The worst thing is this may all be for nothing. What the death tolls in Ireland are telling us now is that there has been no more deaths than expected this year. That might sound counterintuitive as we have a death count of 1865 deaths with Covid, but the plain fact is that the average level of deaths is not markedly different to other years. There has not been an unprecedented die off of plague victims. The deaths that we counted as Covid deaths this year were overwhelmingly of the morbidly ill who would have, sadly it must be said, passed away over the same period from some other morbidity.
For an experiment, take out the Covid deaths from the year to date deaths, and see how the numbers compare to the past five years over the same period.
Neary provides the graph (January – June) which clearly shows that something is wrong.
Compare this to an unadjusted (covid deaths left in) graph and it becomes clear that Covid mortalities are part of the expected mortalities.

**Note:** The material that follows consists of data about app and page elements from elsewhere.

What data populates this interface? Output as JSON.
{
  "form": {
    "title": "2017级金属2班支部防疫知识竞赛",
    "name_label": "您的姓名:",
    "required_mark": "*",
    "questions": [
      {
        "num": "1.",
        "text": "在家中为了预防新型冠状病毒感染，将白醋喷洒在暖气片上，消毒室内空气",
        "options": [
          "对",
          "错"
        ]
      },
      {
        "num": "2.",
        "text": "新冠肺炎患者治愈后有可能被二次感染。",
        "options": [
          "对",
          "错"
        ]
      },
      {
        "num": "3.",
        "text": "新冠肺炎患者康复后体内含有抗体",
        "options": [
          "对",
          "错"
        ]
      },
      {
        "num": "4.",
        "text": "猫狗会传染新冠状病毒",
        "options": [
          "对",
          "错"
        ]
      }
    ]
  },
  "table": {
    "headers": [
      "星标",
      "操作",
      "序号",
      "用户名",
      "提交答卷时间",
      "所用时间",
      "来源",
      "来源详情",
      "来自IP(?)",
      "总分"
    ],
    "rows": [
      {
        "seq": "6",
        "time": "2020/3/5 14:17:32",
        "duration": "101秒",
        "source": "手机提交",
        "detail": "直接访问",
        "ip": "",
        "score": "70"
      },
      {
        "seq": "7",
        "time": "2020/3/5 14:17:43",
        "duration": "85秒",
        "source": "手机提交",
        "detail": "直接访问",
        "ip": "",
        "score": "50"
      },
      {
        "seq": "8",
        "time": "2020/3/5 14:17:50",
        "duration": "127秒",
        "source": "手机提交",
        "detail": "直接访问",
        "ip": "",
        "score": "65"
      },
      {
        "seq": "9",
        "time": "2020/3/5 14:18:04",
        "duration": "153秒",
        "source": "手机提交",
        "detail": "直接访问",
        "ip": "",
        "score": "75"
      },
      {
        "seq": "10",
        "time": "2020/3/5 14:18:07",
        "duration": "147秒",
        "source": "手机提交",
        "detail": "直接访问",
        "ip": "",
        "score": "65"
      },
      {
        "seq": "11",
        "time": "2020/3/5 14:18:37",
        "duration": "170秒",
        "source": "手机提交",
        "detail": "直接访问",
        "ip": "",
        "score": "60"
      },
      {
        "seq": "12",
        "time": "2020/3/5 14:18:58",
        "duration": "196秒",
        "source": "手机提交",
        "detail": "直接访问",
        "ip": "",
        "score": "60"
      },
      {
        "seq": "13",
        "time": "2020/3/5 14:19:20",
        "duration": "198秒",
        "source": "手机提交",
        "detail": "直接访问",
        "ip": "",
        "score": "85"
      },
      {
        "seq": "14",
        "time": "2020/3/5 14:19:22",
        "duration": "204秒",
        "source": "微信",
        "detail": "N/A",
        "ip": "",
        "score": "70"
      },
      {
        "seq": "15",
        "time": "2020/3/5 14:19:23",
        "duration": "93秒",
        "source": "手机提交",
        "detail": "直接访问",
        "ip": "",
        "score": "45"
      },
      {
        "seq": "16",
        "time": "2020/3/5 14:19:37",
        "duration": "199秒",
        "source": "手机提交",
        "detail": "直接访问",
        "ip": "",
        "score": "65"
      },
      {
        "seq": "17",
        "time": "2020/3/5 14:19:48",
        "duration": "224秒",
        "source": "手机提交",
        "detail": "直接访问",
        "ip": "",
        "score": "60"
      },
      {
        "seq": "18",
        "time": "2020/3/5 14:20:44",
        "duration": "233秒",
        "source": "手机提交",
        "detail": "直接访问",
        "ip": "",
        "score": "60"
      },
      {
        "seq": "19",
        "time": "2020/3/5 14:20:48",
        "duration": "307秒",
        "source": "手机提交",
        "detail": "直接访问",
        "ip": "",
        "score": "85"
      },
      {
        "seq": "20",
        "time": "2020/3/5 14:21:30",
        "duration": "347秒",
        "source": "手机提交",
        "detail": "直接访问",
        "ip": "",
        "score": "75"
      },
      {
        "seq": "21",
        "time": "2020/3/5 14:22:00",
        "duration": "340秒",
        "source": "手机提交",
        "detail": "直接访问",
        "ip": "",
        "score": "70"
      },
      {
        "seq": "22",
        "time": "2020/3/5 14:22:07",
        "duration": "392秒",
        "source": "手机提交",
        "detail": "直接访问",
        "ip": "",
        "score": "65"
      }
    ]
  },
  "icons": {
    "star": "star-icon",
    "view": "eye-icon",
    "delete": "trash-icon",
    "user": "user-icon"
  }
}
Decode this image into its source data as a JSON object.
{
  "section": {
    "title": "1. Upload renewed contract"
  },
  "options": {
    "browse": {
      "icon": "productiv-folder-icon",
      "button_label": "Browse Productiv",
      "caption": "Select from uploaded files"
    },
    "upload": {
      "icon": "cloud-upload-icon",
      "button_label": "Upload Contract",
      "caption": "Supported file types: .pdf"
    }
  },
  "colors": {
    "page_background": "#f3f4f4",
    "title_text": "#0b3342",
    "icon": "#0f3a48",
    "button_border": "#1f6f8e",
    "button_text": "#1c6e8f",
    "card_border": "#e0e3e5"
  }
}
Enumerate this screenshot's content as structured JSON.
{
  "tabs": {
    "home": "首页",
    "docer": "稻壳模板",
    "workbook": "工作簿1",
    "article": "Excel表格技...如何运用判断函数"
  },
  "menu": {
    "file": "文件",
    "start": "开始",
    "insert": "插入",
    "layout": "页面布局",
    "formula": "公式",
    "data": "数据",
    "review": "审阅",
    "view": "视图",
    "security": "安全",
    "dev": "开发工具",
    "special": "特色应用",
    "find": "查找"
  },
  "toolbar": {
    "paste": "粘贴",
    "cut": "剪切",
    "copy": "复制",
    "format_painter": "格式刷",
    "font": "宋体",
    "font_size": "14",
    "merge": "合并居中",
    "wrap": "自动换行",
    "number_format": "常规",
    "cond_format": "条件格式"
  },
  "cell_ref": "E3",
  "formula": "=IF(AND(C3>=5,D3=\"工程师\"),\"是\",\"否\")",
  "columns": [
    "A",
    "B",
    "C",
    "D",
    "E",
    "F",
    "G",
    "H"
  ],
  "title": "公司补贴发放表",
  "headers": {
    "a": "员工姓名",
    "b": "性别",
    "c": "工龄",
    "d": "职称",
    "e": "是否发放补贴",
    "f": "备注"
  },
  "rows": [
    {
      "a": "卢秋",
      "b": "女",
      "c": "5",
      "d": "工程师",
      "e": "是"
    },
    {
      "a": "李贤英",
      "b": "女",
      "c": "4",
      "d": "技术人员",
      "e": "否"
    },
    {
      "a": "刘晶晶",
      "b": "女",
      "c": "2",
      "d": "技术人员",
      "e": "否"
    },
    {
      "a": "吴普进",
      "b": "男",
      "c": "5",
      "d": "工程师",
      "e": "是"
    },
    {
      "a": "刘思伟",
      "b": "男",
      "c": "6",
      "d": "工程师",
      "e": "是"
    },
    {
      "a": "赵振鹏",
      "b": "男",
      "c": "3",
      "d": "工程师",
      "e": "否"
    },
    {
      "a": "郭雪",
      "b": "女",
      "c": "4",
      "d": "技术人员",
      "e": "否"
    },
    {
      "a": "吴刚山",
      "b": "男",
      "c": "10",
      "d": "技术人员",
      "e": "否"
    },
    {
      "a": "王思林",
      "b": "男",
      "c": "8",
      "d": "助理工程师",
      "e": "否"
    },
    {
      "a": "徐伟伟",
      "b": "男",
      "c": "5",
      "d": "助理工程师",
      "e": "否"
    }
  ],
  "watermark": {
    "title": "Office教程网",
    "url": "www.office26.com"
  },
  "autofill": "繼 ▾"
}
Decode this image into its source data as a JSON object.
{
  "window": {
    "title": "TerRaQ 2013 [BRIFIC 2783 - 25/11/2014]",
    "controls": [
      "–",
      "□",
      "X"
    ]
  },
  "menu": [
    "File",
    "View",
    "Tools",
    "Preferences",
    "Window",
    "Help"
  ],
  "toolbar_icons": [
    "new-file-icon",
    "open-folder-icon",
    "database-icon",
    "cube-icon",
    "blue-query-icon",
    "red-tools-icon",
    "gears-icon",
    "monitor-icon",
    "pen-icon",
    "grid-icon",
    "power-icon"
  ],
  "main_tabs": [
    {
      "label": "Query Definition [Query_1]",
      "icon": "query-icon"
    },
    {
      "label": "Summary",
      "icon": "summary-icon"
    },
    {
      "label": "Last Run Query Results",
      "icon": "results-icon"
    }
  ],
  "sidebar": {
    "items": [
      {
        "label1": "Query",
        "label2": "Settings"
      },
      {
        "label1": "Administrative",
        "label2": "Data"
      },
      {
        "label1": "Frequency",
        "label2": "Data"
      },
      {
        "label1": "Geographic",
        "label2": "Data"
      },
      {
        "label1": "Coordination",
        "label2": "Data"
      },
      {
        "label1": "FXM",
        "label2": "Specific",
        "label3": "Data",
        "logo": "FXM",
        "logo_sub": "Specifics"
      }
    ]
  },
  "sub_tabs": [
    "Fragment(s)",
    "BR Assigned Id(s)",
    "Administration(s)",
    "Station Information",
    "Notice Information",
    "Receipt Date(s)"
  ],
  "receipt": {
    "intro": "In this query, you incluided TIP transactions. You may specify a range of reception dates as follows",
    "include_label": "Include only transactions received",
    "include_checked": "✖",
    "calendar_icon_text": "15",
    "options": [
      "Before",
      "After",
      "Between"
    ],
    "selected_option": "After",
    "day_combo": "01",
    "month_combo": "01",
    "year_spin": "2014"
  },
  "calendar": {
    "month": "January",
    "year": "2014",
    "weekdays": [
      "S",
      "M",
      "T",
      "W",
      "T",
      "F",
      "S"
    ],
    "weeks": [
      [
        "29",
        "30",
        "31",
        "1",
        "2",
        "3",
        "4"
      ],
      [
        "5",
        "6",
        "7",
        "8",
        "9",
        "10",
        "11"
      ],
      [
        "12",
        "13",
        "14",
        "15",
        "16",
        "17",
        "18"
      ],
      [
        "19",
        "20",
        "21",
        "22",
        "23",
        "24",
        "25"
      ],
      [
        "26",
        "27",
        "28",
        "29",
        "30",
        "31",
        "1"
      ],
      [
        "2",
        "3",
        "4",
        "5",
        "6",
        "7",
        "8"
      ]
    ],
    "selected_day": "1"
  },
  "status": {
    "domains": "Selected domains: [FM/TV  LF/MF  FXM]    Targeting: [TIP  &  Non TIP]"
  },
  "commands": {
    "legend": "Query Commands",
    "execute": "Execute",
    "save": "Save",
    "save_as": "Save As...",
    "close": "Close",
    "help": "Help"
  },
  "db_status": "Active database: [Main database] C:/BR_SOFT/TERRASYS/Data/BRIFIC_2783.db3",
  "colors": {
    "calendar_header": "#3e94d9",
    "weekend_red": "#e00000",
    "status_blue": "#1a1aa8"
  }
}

The unintended (and very foreseeable) consequence of the lockdown though is that we have built up a massive health problem for the coming years. The damage to the economy will also contribute to this health problem as people face poverty and the stress of unemployment and lost income. It’s worth repeating: we will be seeing excess deaths in the coming years not because of the virus, but because of the response. And the longer the lockdown continues, the worse this will be.
When Donald Trump posited back in March that the cure to the pandemic might be worse than the disease, he inadvertently started a reactionary response from the left (which has been copied around the globe), whose main concern in life seems to be to do the opposite of Trump. If Trump said lockdown, they would have said never (in fact they said his original lockdown measure was zenophobic).
We have asked on these pages before what the exit strategy for the covid response was? We are still waiting for an answer, though some might answer that it is to quarantine until we can find a vaccine.
This unfortunately is not such a great plan.
Dr. Mike Yeadon, a former chief scientific officer, allergy and respiratory research at pharmaceutical giant Pfizer doesn’t seem to think so. He said: “Flu vaccines help a little, but on only three occasions in the last decade did vaccination reach 50% effectiveness. They’re good, but they’ve never been magic bullets for respiratory viruses.”
Like other experts at the time, Dr. Yeadon was supportive of the first lockdown because there was relatively little known about the disease, but he has written critically of the policies of government since. He said that: “lockdown made no difference at all to the spread of the virus. There isn’t any controversy about this fact, easily demonstrated, but I’m aware some people like to pretend it was lockdown that turned the pandemic, perhaps to justify the extraordinary price we have all paid to do it.”
Indeed time looks set to prove him dead right.
Lorcán Mac Mathúna